In a statement issued on May 23, the bid team said the evidence was “wholly unsupported" by any concrete evidence.
The statement said, “These individuals… do not state when the alleged bribes were to be paid, how the negotiations with the individuals concerned had been conducted or crucially how they came to know of the alleged bribes. On any proper view, their evidence is worthless."
The statement also said that the allegations were made by an “embittered ex-employee… plainly with a significant axe to grind".
Welcoming a thorough investigation in to the allegations the bid committee has said, “What is concerning and unfair is that there appear to be those who are unable to accept that a team from a country like Qatar could perform in this way and are ready - on the basis of no evidence - to assume the worst."
It can be recalled that in December 2010, Qatar surprisingly won the hosting rights after being preferred over bids from the US, Australia, Japan and South Korea.
FIFA is to convene a meeting with the whistle-blower who in an interview with UK's the Sunday Times had alleged that Qatar paid FIFA members Issa Hayatou and Jacques Anouma $1.5 million each to secure their vote.
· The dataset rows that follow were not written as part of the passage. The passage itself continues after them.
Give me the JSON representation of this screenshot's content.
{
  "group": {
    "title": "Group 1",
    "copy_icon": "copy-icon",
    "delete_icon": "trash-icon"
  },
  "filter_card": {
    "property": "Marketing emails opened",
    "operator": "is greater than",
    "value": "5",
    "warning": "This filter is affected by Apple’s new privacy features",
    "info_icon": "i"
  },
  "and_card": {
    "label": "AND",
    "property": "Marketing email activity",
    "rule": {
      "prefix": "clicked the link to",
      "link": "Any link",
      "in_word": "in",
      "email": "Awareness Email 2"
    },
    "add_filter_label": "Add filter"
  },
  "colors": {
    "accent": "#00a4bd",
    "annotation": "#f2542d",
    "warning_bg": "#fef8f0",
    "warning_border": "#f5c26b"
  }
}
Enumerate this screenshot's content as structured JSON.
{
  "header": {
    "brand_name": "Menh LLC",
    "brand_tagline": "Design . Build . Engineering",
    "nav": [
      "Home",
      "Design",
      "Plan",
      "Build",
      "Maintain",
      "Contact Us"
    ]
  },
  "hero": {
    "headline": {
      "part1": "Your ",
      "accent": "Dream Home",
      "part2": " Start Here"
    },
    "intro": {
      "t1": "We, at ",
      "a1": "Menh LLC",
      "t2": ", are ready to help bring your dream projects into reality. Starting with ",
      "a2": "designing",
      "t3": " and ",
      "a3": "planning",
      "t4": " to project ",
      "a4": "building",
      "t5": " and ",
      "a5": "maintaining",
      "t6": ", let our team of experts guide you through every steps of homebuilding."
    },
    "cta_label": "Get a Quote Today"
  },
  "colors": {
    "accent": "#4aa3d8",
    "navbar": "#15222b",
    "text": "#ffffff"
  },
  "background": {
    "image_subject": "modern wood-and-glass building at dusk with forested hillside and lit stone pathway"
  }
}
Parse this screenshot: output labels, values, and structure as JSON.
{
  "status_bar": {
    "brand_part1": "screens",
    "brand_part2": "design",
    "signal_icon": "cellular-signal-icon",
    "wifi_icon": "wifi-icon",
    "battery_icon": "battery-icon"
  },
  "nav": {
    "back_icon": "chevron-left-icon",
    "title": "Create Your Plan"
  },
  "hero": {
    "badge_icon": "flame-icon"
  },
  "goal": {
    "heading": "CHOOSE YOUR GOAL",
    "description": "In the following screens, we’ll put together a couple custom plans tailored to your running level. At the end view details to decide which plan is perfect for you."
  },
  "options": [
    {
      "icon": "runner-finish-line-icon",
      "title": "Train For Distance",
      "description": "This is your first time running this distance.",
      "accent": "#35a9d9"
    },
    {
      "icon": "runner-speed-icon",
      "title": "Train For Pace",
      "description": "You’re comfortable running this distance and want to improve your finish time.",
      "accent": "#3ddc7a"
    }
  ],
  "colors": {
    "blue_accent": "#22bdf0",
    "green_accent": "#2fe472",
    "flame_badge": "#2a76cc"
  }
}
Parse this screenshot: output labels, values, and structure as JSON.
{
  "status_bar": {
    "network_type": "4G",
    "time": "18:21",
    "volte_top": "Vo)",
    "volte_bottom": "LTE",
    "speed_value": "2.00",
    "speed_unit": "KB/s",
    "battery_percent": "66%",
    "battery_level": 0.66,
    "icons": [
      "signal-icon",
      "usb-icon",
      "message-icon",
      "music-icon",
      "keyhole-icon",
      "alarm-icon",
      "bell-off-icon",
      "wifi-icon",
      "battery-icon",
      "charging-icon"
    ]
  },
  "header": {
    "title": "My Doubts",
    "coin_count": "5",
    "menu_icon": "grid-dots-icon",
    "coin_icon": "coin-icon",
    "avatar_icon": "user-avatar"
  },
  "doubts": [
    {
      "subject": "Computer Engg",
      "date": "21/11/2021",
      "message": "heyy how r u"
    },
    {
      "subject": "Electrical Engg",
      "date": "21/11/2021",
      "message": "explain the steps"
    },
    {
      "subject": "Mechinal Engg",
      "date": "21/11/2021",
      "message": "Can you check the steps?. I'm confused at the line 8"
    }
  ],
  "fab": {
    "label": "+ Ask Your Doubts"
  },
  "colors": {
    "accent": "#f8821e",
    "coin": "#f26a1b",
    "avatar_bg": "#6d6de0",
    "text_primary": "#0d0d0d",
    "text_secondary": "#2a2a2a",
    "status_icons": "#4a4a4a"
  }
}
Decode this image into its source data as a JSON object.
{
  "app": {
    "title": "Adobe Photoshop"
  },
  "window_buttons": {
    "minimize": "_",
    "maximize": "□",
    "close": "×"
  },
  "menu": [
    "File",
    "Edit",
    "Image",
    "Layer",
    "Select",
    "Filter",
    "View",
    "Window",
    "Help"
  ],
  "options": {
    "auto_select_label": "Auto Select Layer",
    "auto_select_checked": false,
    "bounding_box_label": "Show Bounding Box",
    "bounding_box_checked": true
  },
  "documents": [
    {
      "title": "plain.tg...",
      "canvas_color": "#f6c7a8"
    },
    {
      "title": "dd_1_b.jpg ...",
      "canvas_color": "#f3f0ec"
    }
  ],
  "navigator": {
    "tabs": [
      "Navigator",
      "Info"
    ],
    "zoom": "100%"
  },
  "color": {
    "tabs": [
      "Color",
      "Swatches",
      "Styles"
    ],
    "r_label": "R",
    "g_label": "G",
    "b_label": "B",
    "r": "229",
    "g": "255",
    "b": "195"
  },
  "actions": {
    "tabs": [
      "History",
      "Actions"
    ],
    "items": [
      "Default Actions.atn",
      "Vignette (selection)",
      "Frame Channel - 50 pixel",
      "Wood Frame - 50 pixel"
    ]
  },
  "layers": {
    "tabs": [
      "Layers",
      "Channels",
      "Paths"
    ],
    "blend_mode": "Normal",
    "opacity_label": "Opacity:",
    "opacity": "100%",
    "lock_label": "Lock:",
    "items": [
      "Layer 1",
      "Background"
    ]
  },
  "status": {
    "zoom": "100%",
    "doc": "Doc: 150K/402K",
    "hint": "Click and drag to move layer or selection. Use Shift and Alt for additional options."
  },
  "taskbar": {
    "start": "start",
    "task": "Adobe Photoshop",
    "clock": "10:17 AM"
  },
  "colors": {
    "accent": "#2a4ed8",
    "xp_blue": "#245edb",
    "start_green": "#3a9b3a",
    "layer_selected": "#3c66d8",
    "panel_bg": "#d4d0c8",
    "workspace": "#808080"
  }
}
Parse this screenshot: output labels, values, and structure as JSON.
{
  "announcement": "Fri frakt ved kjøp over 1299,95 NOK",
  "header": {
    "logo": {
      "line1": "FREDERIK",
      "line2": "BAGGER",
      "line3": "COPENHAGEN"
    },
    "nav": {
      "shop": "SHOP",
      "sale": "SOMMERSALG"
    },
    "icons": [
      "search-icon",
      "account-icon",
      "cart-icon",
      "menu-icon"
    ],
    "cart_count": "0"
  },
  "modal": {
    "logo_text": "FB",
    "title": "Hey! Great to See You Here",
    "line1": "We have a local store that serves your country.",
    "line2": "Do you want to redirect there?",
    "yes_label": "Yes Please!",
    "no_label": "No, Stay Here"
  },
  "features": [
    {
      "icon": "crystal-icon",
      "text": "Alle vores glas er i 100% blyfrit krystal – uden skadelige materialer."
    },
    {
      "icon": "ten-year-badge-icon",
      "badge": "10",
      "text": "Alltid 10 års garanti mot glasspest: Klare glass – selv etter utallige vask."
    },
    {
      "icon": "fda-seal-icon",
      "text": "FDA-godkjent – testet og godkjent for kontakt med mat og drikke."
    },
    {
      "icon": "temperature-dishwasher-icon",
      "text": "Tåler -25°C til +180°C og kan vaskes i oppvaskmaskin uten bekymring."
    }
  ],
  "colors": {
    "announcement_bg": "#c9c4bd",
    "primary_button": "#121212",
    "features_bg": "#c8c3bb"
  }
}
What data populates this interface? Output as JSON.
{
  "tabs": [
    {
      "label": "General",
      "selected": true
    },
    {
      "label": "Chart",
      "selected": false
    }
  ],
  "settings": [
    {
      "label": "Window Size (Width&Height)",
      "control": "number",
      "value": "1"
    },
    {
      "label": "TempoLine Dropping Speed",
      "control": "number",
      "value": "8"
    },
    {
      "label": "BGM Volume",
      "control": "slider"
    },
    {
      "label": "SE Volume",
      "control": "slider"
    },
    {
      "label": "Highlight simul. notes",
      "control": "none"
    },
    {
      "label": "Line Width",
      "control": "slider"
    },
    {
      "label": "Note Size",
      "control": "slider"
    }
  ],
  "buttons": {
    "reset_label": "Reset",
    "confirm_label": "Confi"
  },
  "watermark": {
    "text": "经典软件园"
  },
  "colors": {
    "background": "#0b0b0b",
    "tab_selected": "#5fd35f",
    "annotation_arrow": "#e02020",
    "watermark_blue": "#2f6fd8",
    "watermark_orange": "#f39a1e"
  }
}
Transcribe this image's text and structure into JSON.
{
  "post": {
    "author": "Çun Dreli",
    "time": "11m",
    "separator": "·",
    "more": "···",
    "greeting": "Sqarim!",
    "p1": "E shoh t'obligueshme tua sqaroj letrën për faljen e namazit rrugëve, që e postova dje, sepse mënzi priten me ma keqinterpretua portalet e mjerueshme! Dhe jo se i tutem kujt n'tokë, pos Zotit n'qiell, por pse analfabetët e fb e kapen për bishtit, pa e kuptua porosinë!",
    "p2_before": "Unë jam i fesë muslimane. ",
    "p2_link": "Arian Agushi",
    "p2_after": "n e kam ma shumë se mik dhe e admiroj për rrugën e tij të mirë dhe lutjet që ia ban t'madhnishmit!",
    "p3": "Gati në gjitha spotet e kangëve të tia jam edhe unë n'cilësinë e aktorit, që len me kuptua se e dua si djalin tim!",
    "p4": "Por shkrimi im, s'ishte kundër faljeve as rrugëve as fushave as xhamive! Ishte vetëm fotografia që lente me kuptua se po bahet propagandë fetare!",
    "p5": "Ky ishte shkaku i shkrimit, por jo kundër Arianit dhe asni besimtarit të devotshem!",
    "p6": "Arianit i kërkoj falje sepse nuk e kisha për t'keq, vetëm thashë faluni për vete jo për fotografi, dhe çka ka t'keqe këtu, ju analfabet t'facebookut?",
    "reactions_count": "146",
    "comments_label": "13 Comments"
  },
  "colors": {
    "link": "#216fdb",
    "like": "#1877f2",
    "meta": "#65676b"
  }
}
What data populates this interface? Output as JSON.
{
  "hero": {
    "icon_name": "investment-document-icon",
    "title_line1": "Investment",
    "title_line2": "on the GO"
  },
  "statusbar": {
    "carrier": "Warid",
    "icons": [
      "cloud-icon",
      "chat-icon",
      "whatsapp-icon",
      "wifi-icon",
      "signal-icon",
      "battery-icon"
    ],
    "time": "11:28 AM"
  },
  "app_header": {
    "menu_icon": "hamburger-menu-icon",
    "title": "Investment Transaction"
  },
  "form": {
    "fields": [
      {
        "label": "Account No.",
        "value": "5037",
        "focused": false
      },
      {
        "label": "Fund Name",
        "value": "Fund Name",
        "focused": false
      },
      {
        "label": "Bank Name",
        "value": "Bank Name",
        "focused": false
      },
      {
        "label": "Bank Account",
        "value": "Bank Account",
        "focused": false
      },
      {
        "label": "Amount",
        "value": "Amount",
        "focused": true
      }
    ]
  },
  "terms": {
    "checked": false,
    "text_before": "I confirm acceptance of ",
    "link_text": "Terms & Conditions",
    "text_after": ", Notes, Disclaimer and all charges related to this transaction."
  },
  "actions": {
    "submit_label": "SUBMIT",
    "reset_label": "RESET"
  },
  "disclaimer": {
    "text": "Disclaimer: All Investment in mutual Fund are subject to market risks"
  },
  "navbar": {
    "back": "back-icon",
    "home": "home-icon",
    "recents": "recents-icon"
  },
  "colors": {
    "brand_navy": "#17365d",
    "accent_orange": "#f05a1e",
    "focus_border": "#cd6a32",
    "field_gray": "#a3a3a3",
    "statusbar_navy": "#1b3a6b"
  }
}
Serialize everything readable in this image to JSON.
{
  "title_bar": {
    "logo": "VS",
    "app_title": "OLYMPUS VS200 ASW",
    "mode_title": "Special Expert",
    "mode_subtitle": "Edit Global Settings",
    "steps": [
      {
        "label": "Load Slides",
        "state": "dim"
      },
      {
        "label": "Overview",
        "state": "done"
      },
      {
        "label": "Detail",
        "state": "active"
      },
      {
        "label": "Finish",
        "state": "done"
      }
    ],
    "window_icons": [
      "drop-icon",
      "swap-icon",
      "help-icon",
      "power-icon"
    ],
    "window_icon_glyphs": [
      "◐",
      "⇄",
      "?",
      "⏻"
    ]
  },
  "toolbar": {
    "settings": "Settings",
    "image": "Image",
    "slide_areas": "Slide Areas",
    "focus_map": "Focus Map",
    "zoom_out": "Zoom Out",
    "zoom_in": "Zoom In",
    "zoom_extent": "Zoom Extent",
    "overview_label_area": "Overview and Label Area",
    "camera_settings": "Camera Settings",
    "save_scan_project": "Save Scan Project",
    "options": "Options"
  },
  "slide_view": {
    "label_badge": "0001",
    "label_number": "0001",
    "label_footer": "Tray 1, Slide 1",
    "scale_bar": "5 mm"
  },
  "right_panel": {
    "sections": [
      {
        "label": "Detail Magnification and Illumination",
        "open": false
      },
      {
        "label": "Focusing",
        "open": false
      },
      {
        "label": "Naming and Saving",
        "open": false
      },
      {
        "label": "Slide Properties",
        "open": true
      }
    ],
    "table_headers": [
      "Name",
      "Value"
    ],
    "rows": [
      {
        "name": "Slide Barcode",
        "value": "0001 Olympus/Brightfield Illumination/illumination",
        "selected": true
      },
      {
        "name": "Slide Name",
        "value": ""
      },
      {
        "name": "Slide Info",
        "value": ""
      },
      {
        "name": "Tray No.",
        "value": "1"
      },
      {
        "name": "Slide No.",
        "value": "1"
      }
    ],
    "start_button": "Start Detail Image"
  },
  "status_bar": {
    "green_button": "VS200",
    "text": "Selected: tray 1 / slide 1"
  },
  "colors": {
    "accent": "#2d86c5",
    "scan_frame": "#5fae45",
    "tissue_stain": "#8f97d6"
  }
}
Both the men have denied the claims by the anonymous whistle-blower.